Get free child behavior help for any problem including aggressive children and temper tantrums. When you are dealing with behavioral problems, it can be very frustrating, but there are some very simple tips that can help prevent and decrease incidents of these "meltdowns" and even symptoms of ADHD as well. It may require some effort on your part, but after applying the following strategies you will notice a difference.
The best child behavior help is proactive and preventative. If you are in the middle of a crisis because your child is misbehaving, attempting to apply these at that point is like stopping a car that is ready to crash. You may be able to minimize impact and slow down, but it is so much better to just drive safely from the beginning isn't it?
For a more in depth discussion of these techniques, be sure to check out my free eBook with additional child behavior help. The following is an abbreviated summary of the proactive strategies used to prevent child bad behavior.
1. Establish a consistent daily schedule, so that your child knows what to expect each day. If needed provide your child with a written or picture schedule to help with understanding of scheduled events.
2. Make sure your child is getting the recommended amount of sleep for his or her age as indicated by the national sleep foundation. Getting less sleep than recommended can lead to symptoms of ADHD, attention and memory difficulties, and tantrums or meltdowns.
3. Make sure your child is getting enough vitamin nutrients. Most food today does not supply enough vitamins or omega-3 fatty acids, especially for kids that are picky eaters. Look for an all natural (no artificial colors or flavors) vitamin with DHA. Symptoms of ADHD have been linked to a deficiency in Omega-3 fatty acids.
4. Avoid foods with artificial coloring, especially red dye 40. Parents
have reported sudden irritability, hyperactivity, and aggressive behavior
after their child has consumed food with red dye. These are often hidden
in unsuspected foods, so be sure to read labels.
5. Rule out any allergies or side effects from medications as a possible cause for your child's challenging behavior.
6. Spend at least 15-30 minutes of one on one quality time with your child every day doing what your child wants to do. This will help to avoid attention seeking behavior and improve your relationship.
7. The ability to communicate is extremely important. If your child has a hard time with this or is still very young, try using pictures or sign language. Have them drink through straws to increase muscle strength in the mouth and hold objects by your mouth when stating their name to encourage your child to look at your mouth to learn how to pronounce the words.
8. Finally, when the previous child behavior help strategies are in place, you may consider
using some behavior charts or chore charts to monitor progress and
provide positive reinforcement.
When used in combination with one another the information provided will make a world of difference in your child's behavior.
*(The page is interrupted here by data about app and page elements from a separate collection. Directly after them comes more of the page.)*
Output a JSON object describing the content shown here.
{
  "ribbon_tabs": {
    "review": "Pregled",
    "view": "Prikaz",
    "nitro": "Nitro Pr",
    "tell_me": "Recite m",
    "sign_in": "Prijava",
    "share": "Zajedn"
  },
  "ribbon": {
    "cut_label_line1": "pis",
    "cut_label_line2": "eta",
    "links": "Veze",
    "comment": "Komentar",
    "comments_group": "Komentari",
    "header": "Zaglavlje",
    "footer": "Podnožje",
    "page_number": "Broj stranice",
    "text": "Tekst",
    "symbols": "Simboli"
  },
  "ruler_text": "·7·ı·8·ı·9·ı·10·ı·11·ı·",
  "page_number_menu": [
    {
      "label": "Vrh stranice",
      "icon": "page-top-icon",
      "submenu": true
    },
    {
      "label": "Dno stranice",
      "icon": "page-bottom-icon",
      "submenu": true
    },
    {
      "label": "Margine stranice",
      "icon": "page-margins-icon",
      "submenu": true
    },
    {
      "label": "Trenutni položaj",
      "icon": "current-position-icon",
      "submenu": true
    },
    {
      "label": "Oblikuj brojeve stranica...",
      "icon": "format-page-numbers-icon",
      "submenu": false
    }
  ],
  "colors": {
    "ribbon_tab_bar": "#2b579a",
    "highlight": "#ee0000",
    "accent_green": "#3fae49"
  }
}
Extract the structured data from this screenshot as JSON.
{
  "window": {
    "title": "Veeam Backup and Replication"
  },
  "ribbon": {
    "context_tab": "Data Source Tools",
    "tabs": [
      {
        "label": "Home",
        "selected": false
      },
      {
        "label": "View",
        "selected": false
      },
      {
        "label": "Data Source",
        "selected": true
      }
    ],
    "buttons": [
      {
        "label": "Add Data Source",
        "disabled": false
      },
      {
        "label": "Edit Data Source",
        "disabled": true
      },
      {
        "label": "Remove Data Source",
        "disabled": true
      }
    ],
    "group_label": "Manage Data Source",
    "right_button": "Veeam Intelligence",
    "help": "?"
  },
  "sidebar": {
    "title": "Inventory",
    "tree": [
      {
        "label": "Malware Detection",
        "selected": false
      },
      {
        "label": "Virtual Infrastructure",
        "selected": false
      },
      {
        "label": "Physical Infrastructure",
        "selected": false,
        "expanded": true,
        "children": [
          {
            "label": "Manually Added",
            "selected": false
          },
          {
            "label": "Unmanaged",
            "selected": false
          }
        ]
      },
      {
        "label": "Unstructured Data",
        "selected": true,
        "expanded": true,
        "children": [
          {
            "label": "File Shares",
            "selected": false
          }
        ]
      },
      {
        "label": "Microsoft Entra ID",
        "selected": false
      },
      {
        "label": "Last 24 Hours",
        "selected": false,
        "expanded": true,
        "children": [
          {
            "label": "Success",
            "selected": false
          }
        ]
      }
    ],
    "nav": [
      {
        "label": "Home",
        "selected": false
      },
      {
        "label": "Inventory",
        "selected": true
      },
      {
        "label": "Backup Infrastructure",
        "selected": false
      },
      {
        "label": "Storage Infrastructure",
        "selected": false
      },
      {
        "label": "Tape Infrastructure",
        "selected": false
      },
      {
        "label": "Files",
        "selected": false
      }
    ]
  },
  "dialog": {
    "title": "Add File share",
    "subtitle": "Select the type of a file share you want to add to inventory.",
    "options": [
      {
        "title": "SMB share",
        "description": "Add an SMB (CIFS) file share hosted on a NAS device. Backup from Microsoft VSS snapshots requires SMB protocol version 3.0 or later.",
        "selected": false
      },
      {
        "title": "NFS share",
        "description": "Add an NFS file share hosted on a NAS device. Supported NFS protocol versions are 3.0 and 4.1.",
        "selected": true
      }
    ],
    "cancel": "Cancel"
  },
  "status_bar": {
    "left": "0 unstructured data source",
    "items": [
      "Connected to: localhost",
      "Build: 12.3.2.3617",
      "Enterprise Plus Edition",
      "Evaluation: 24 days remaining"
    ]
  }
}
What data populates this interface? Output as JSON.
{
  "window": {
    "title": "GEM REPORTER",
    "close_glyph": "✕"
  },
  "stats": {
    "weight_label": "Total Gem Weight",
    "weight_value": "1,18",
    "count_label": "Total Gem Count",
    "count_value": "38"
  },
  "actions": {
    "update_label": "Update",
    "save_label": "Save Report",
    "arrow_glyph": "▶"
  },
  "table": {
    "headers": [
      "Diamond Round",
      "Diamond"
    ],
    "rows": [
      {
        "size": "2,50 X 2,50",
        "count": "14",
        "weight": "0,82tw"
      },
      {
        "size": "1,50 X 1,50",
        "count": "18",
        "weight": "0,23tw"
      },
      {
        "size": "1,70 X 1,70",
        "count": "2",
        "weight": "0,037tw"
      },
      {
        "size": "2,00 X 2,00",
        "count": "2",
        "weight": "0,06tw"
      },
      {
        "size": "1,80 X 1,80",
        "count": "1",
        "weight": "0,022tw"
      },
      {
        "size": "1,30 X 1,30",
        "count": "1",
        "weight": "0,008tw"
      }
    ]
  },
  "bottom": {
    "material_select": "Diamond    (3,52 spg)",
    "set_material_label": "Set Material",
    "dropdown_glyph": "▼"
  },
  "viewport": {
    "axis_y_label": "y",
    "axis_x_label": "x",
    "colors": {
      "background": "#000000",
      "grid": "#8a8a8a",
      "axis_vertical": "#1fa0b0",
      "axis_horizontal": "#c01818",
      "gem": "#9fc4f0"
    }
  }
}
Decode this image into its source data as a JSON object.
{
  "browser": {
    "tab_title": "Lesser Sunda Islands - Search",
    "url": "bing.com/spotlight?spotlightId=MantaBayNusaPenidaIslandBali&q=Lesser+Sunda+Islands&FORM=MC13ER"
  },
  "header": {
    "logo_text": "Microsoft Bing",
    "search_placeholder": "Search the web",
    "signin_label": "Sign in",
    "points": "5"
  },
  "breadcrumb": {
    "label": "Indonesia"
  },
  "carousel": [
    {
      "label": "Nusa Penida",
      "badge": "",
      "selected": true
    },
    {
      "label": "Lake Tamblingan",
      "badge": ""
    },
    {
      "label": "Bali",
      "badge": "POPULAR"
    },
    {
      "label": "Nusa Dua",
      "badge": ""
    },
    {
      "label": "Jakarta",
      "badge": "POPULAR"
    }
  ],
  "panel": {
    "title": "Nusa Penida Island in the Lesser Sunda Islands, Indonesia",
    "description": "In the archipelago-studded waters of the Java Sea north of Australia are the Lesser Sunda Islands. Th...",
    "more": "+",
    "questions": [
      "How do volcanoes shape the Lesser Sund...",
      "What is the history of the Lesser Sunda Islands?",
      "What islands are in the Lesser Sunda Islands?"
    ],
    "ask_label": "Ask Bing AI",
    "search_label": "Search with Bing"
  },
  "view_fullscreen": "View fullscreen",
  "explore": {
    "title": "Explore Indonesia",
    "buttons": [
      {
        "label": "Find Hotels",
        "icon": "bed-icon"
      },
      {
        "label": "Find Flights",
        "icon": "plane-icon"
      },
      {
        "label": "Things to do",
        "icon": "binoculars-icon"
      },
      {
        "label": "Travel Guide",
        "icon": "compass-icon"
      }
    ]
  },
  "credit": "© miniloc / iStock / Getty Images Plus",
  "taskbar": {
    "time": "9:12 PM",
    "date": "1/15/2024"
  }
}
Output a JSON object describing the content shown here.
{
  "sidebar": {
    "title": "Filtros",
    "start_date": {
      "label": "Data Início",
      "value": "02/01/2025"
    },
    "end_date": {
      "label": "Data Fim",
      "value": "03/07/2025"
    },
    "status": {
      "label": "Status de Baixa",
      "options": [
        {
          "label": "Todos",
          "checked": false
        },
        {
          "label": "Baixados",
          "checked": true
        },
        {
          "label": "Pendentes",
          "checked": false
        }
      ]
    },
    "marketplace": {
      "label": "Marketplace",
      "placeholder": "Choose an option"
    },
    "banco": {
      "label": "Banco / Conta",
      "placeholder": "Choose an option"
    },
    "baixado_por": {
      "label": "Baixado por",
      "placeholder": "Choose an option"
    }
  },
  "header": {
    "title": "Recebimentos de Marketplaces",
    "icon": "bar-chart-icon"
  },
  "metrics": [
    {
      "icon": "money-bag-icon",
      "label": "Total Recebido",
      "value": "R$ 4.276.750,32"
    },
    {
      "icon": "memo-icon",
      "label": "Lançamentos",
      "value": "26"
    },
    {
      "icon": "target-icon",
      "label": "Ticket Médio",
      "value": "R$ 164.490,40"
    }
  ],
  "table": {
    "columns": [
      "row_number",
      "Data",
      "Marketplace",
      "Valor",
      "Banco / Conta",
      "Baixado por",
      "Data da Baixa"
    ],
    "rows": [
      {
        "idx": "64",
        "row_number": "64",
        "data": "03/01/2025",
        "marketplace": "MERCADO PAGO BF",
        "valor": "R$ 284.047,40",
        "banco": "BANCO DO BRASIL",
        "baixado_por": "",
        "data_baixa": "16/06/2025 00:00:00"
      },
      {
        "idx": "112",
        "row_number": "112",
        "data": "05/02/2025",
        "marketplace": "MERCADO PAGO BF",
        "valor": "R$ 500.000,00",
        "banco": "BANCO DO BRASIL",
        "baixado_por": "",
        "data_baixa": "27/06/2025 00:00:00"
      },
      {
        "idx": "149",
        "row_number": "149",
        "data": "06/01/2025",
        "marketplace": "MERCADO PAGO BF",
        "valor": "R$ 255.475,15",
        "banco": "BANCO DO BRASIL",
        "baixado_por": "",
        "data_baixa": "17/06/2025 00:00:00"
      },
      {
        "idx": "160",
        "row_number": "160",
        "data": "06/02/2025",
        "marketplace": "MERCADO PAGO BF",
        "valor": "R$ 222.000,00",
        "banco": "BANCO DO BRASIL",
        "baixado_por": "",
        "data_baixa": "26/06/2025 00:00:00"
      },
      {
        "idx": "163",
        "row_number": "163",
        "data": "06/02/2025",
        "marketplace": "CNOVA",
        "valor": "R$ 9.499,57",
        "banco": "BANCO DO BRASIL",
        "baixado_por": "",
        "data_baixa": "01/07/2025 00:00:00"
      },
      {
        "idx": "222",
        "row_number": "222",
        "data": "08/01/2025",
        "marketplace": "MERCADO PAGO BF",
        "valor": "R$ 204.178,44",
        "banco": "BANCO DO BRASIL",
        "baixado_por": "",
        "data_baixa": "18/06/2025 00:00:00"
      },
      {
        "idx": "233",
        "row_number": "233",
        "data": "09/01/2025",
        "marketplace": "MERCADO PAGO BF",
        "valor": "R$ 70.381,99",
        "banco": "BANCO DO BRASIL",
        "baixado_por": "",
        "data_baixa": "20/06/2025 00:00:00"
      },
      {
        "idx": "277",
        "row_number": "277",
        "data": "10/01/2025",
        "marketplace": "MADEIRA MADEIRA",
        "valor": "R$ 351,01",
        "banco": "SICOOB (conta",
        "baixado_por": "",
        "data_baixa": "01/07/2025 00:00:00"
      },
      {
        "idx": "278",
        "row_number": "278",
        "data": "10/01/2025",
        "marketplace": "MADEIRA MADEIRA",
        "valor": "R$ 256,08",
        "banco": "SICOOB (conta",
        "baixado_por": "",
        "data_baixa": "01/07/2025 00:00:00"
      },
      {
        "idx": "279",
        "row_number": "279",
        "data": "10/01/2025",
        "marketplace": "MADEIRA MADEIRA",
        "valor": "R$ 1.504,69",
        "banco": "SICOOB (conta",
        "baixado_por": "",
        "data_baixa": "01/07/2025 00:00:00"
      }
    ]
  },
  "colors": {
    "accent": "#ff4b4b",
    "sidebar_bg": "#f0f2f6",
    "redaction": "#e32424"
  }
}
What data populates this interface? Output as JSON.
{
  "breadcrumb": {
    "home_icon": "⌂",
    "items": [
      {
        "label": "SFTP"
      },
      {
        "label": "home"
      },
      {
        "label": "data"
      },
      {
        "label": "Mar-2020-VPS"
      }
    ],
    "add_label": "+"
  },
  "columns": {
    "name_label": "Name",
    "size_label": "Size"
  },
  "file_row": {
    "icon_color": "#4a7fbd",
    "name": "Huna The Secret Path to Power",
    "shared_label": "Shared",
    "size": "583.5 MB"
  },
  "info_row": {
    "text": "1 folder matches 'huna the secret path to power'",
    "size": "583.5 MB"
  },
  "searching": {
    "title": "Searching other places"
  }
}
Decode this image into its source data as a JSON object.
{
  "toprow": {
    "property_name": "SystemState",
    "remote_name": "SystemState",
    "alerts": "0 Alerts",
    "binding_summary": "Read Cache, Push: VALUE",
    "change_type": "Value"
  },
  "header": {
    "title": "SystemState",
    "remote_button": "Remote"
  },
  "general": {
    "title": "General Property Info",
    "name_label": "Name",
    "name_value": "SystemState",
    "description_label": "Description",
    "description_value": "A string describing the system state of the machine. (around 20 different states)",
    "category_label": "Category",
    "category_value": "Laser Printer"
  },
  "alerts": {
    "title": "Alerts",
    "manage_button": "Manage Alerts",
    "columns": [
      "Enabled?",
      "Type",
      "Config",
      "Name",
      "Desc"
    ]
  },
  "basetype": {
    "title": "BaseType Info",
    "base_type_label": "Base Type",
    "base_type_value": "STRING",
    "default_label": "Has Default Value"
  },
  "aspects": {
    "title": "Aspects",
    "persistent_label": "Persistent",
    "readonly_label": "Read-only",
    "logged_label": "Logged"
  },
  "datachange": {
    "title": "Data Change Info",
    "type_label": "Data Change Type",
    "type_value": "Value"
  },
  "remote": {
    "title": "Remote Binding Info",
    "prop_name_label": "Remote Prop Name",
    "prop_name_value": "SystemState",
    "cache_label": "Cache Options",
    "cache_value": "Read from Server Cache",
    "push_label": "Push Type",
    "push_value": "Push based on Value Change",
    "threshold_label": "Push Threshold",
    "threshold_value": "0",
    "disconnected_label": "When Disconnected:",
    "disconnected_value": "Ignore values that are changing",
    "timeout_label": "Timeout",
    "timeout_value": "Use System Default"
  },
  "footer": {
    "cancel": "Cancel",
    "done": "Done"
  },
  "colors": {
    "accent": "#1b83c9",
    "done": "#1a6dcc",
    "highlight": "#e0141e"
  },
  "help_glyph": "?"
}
It may require some commitment on your part to apply, but I promise that the rewards will far outweigh the cost.
After these are in place you may be interested in additional positive behavior supports and more detailed child behavior help for specific behaviors.